WHAT IS ECZEMA
Atopic dermatitis (eczema) is a persistent, non-infectious, inflammatory skin condition characterised by itchy, dry, red, scaly, and sometimes weeping areas. Approximately 1 in 5 people are affected in Australia and New Zealand and therefore affects a large part of the population. (Scott-Lang & Su, 2017).
NORMAL SKIN FUNCTION
The skin is the largest organ of the body and it functions as a barrier keeping infectious, harmful or irritating agents out. It also provides the other vital functions such as managing the body’s hydration levels, electrolyte balance, body temperature, synthesizing vitamin D and operating as a sensory organ.
The lower layer – hypodermis – stores fats which have an insulating effect and form a buffer between the internal organs and the outer layer.
Some facts about the skin
Optimal pH is between 4 – 5.5 which is slightly acidic
The top layer of the skin is called the stratum corneum (SC) which is the layer that is responsible for the barrier function (Telofski, Morello III, Correa, & Stamatas, 2012).
THE ECZEMA CYCLE
“Compromised skin barrier is thought to be critical to the early onset and severity of Atopic Dermatitis” (Telofski, Morello III, Correa, & Stamatas, 2012). It has been observed that any disruption to the SC layer is linked with Eczema (Scott-Lang & Su, 2017). The disruption allows foreign particles into the lower layers of the skin which causes the body to treat them as infectious agents activating the immune system.
The immune system, in turn, releases inflammatory hormones to deal with the perceived threat. Therefore, keeping the SC intact and supporting its barrier function is key to blocking the inflammatory cascade keeping eczema symptoms under control.
The main aim of treating eczema is to manage symptoms. “The main principles of treatment are moisturisation, control of inflammation, control of itch and control of infection” (Scott-Lang & Su, 2017).
First line treatment is always to moisturise and then add other agents to control symptoms which affect skin health. The other agents which can be used to treat eczema are outside the scope of this article and this website.
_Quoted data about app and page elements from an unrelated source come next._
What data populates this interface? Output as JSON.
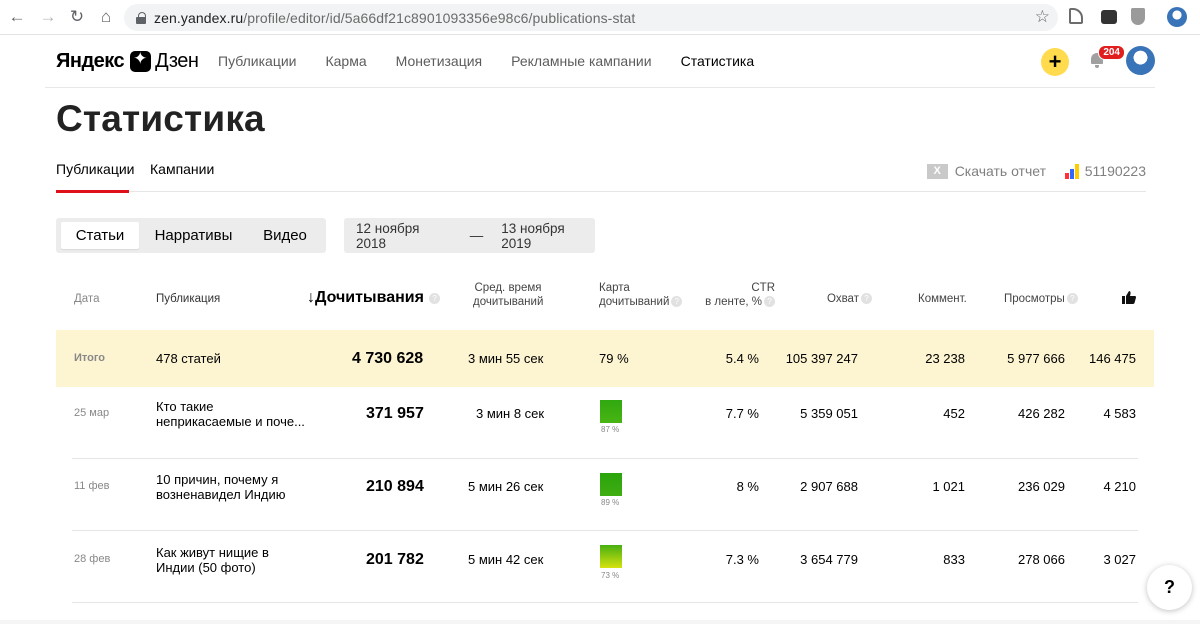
{
  "browser": {
    "url_host": "zen.yandex.ru",
    "url_path": "/profile/editor/id/5a66df21c8901093356e98c6/publications-stat"
  },
  "header": {
    "logo_left": "Яндекс",
    "logo_right": "Дзен",
    "nav": [
      "Публикации",
      "Карма",
      "Монетизация",
      "Рекламные кампании",
      "Статистика"
    ],
    "notifications_count": "204"
  },
  "page": {
    "title": "Статистика",
    "tabs": [
      "Публикации",
      "Кампании"
    ],
    "download_report": "Скачать отчет",
    "xls_icon_text": "X",
    "counter_id": "51190223",
    "content_types": [
      "Статьи",
      "Нарративы",
      "Видео"
    ],
    "date_from": "12 ноября 2018",
    "date_sep": "—",
    "date_to": "13 ноября 2019"
  },
  "table": {
    "headers": {
      "date": "Дата",
      "publication": "Публикация",
      "read_through": "↓Дочитывания",
      "avg_time": [
        "Сред. время",
        "дочитываний"
      ],
      "heatmap": [
        "Карта",
        "дочитываний"
      ],
      "ctr": [
        "CTR",
        "в ленте, %"
      ],
      "reach": "Охват",
      "comments": "Коммент.",
      "views": "Просмотры",
      "help_glyph": "?"
    },
    "total": {
      "label": "Итого",
      "publication": "478 статей",
      "read_through": "4 730 628",
      "avg_time": "3 мин 55 сек",
      "heatmap": "79 %",
      "ctr": "5.4 %",
      "reach": "105 397 247",
      "comments": "23 238",
      "views": "5 977 666",
      "likes": "146 475"
    },
    "rows": [
      {
        "date": "25 мар",
        "title_line1": "Кто такие",
        "title_line2": "неприкасаемые и поче...",
        "read_through": "371 957",
        "avg_time": "3 мин 8 сек",
        "heatmap_pct": "87 %",
        "ctr": "7.7 %",
        "reach": "5 359 051",
        "comments": "452",
        "views": "426 282",
        "likes": "4 583"
      },
      {
        "date": "11 фев",
        "title_line1": "10 причин, почему я",
        "title_line2": "возненавидел Индию",
        "read_through": "210 894",
        "avg_time": "5 мин 26 сек",
        "heatmap_pct": "89 %",
        "ctr": "8 %",
        "reach": "2 907 688",
        "comments": "1 021",
        "views": "236 029",
        "likes": "4 210"
      },
      {
        "date": "28 фев",
        "title_line1": "Как живут нищие в",
        "title_line2": "Индии (50 фото)",
        "read_through": "201 782",
        "avg_time": "5 мин 42 сек",
        "heatmap_pct": "73 %",
        "ctr": "7.3 %",
        "reach": "3 654 779",
        "comments": "833",
        "views": "278 066",
        "likes": "3 027"
      }
    ]
  },
  "help_button": "?",
  "colors": {
    "accent_red": "#e0101a",
    "plus_yellow": "#ffdb4d",
    "total_row_bg": "#fdf5d2",
    "badge_red": "#e21f1f"
  },
  "icons": [
    "back-icon",
    "forward-icon",
    "reload-icon",
    "home-icon",
    "lock-icon",
    "star-icon",
    "excel-icon",
    "metrika-icon",
    "like-icon",
    "bell-icon",
    "plus-icon",
    "help-icon"
  ]
}
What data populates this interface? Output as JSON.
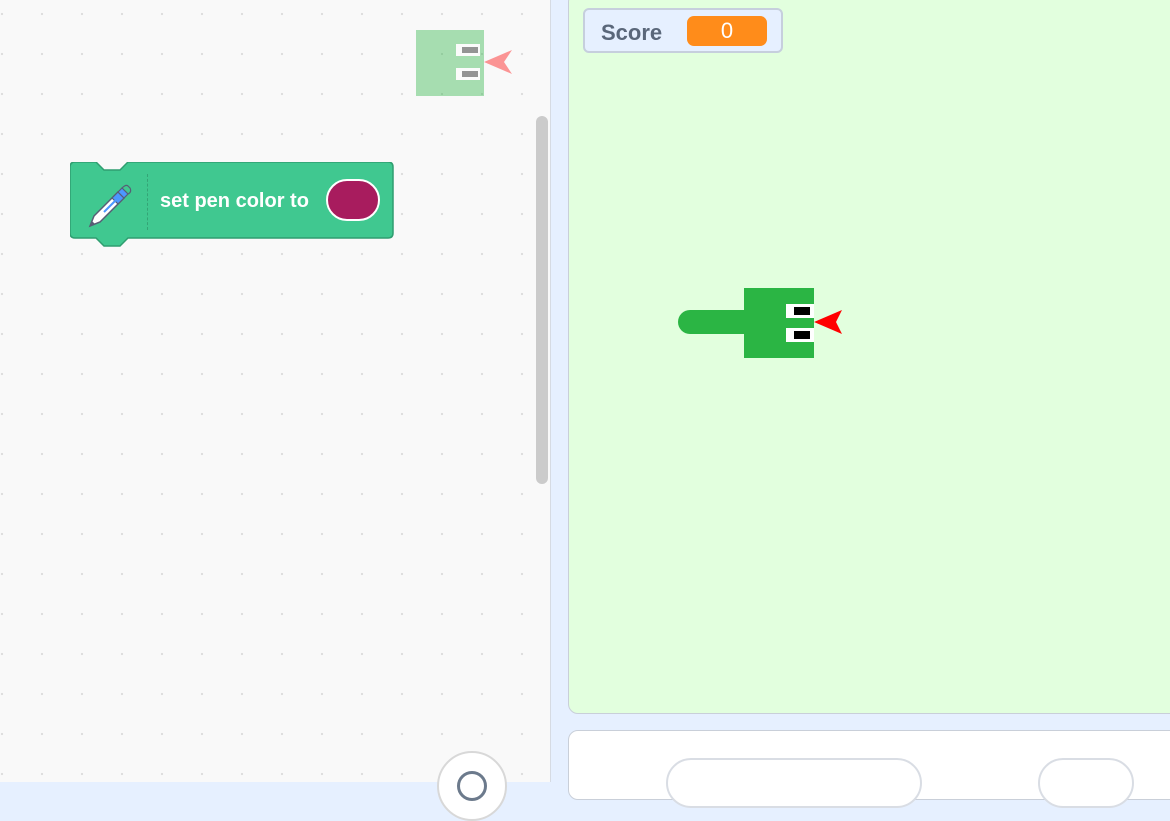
{
  "code_area": {
    "block": {
      "category": "pen",
      "icon": "pen-icon",
      "text": "set pen color to",
      "color_value": "#a81c5e",
      "block_color": "#40c890"
    }
  },
  "stage": {
    "monitor": {
      "label": "Score",
      "value": "0"
    },
    "sprite": {
      "name": "snake",
      "icon": "snake-sprite"
    }
  },
  "colors": {
    "stage_background": "#e2ffde",
    "monitor_value_background": "#ff8c1a",
    "snake_green": "#2bb544",
    "tongue_red": "#ff0000"
  }
}
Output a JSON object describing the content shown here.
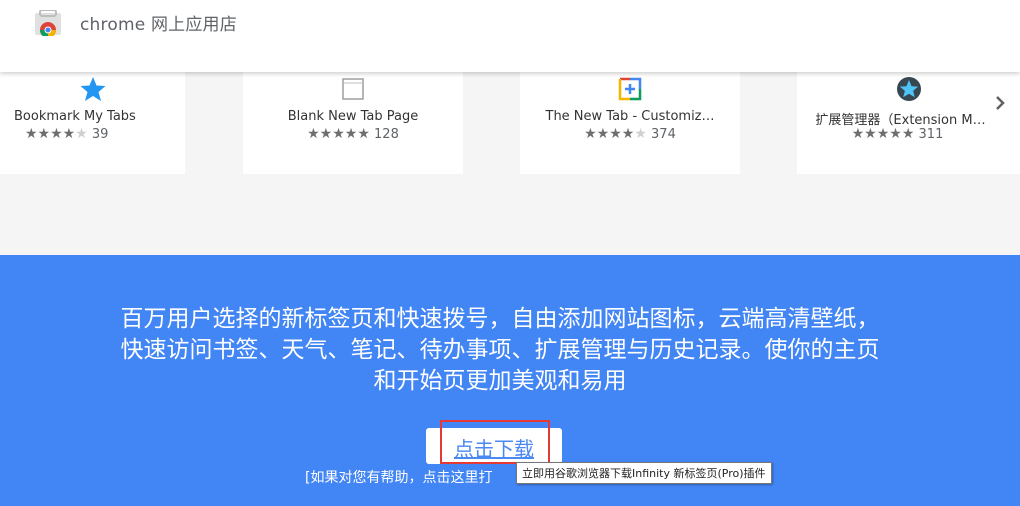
{
  "header": {
    "title": "chrome 网上应用店",
    "logo_icon": "chrome-web-store-icon"
  },
  "extensions": [
    {
      "name": "Bookmark My Tabs",
      "rating_count": "39",
      "stars": 4,
      "icon": "blue-star-icon"
    },
    {
      "name": "Blank New Tab Page",
      "rating_count": "128",
      "stars": 5,
      "icon": "blank-page-icon"
    },
    {
      "name": "The New Tab - Customiz…",
      "rating_count": "374",
      "stars": 4,
      "icon": "google-plus-tile-icon"
    },
    {
      "name": "扩展管理器（Extension M…",
      "rating_count": "311",
      "stars": 5,
      "icon": "star-badge-icon"
    }
  ],
  "carousel": {
    "next_icon": "chevron-right-icon"
  },
  "promo": {
    "text": "百万用户选择的新标签页和快速拨号，自由添加网站图标，云端高清壁纸，快速访问书签、天气、笔记、待办事项、扩展管理与历史记录。使你的主页和开始页更加美观和易用",
    "download_label": "点击下载",
    "help_text": "[如果对您有帮助，点击这里打",
    "tooltip": "立即用谷歌浏览器下载Infinity 新标签页(Pro)插件"
  },
  "colors": {
    "promo_bg": "#4285f4",
    "band_bg": "#f5f5f5",
    "highlight": "#e53935",
    "link": "#4a89f3"
  }
}
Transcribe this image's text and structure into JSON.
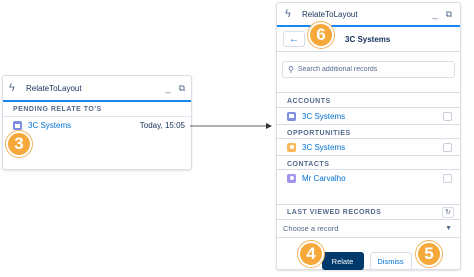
{
  "left_panel": {
    "title": "RelateToLayout",
    "section": "PENDING RELATE TO'S",
    "record": {
      "name": "3C Systems",
      "time": "Today, 15:05"
    }
  },
  "right_panel": {
    "title": "RelateToLayout",
    "subtitle": "3C Systems",
    "search_placeholder": "Search additional records",
    "sections": [
      {
        "label": "ACCOUNTS",
        "record": "3C Systems"
      },
      {
        "label": "OPPORTUNITIES",
        "record": "3C Systems"
      },
      {
        "label": "CONTACTS",
        "record": "Mr Carvalho"
      }
    ],
    "last_viewed": "LAST VIEWED RECORDS",
    "choose_placeholder": "Choose a record",
    "relate_label": "Relate",
    "dismiss_label": "Dismiss"
  },
  "icons": {
    "bolt": "lightning-icon",
    "minimize": "minimize-icon",
    "popout": "popout-icon",
    "back": "back-arrow-icon",
    "search": "search-icon",
    "refresh": "refresh-icon",
    "caret": "chevron-down-icon"
  },
  "colors": {
    "accent": "#1589ee",
    "badge": "#f6a83b",
    "primary_button": "#00396b",
    "link": "#0070d2"
  },
  "badges": {
    "three": "3",
    "four": "4",
    "five": "5",
    "six": "6"
  }
}
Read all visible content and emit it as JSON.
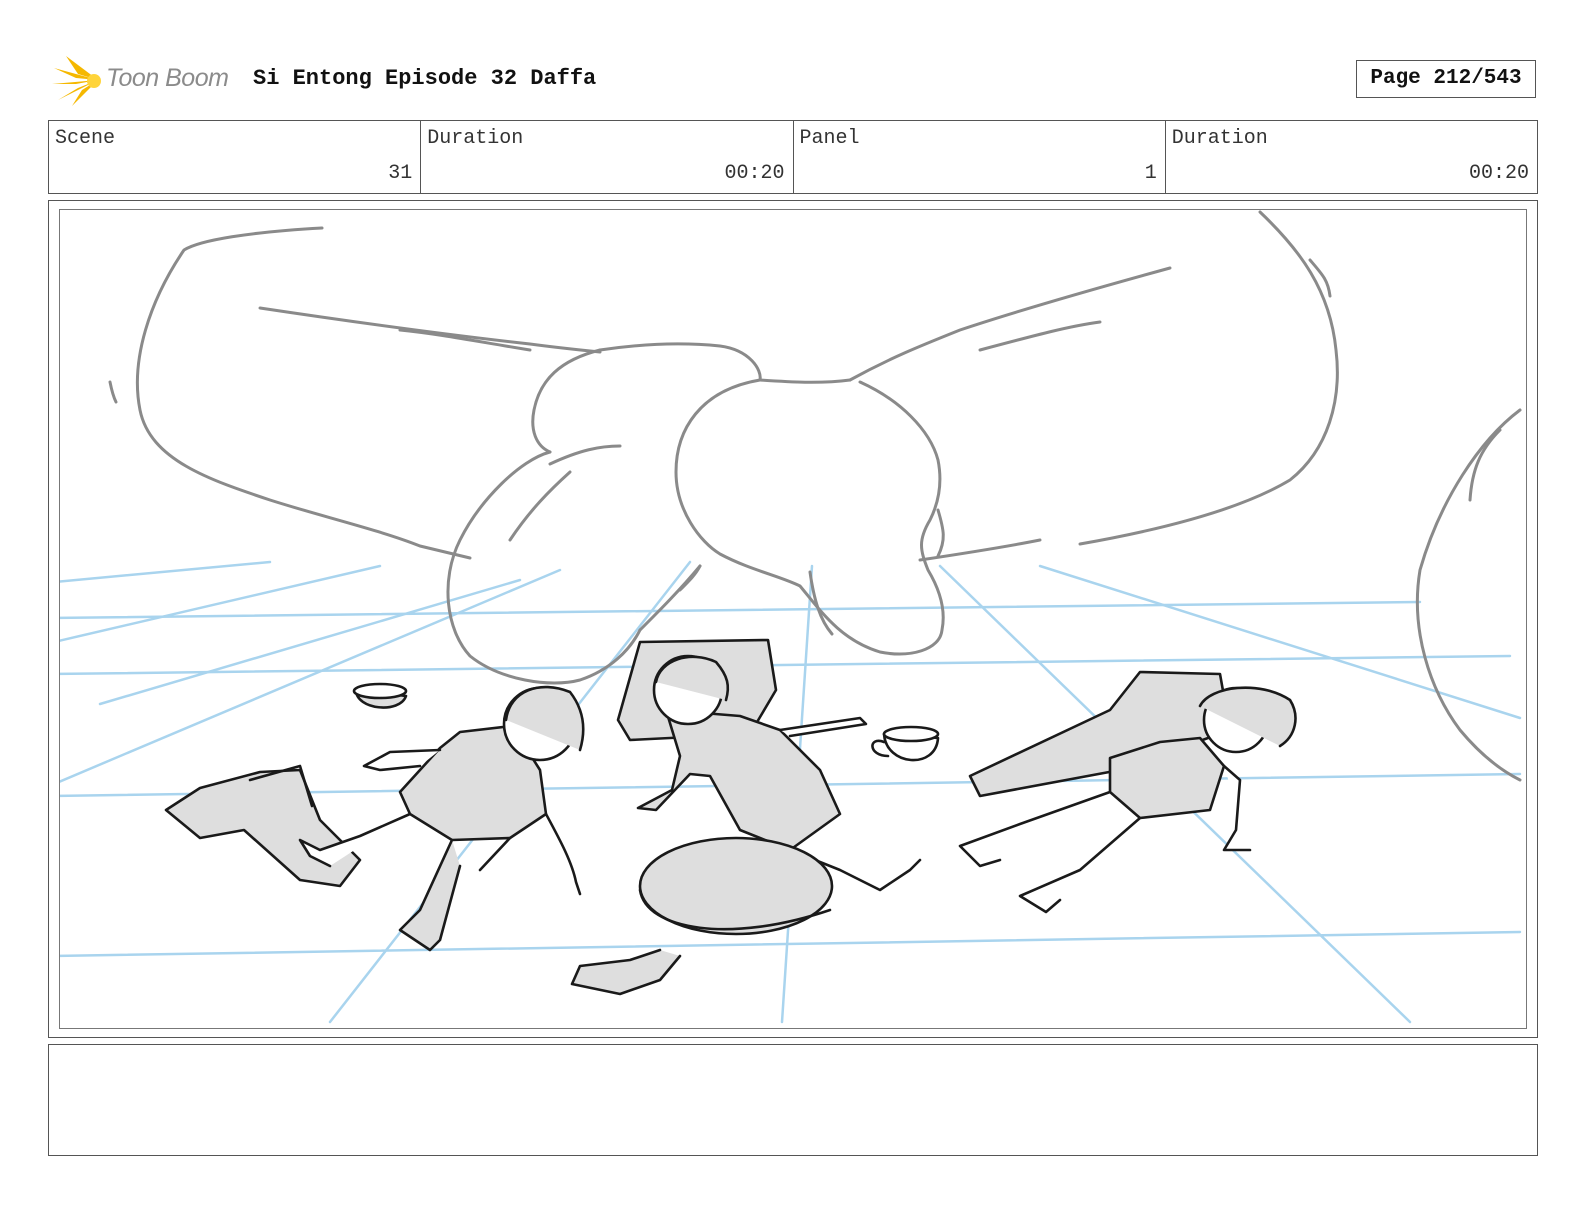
{
  "header": {
    "logo_text": "Toon Boom",
    "title": "Si Entong Episode 32 Daffa",
    "page_label": "Page 212/543"
  },
  "info": {
    "scene_label": "Scene",
    "scene_value": "31",
    "scene_duration_label": "Duration",
    "scene_duration_value": "00:20",
    "panel_label": "Panel",
    "panel_value": "1",
    "panel_duration_label": "Duration",
    "panel_duration_value": "00:20"
  },
  "notes": {
    "text": ""
  },
  "colors": {
    "guide_lines": "#a9d4ee",
    "giant_lines": "#8a8a8a",
    "character_fill": "#dedede",
    "ink": "#1a1a1a"
  }
}
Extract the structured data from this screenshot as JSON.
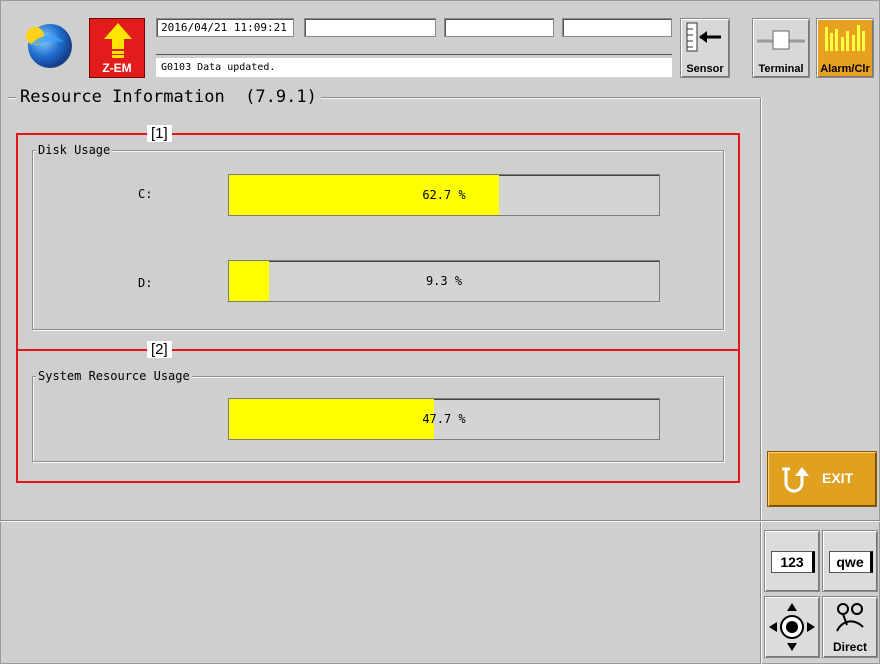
{
  "header": {
    "datetime": "2016/04/21 11:09:21",
    "message": "G0103  Data updated.",
    "status_fields": [
      "",
      "",
      ""
    ],
    "logo_label": "Z-EM",
    "buttons": {
      "sensor": "Sensor",
      "terminal": "Terminal",
      "alarm": "Alarm/Clr"
    }
  },
  "page": {
    "title": "Resource Information  (7.9.1)"
  },
  "disk": {
    "legend": "Disk Usage",
    "callout": "[1]",
    "drives": [
      {
        "label": "C:",
        "percent": 62.7,
        "text": "62.7 %"
      },
      {
        "label": "D:",
        "percent": 9.3,
        "text": "9.3 %"
      }
    ]
  },
  "system": {
    "legend": "System Resource Usage",
    "callout": "[2]",
    "percent": 47.7,
    "text": "47.7 %"
  },
  "side": {
    "exit_label": "EXIT"
  },
  "keypad": {
    "numeric_label": "123",
    "alpha_label": "qwe",
    "direct_label": "Direct"
  },
  "colors": {
    "bar_fill": "#ffff00",
    "highlight": "#e01818",
    "exit_bg": "#e0a020",
    "alarm_bg": "#e8a020"
  }
}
These are to be used after medical consultation and under medical supervision.
Please view attached links to find more information about eczema.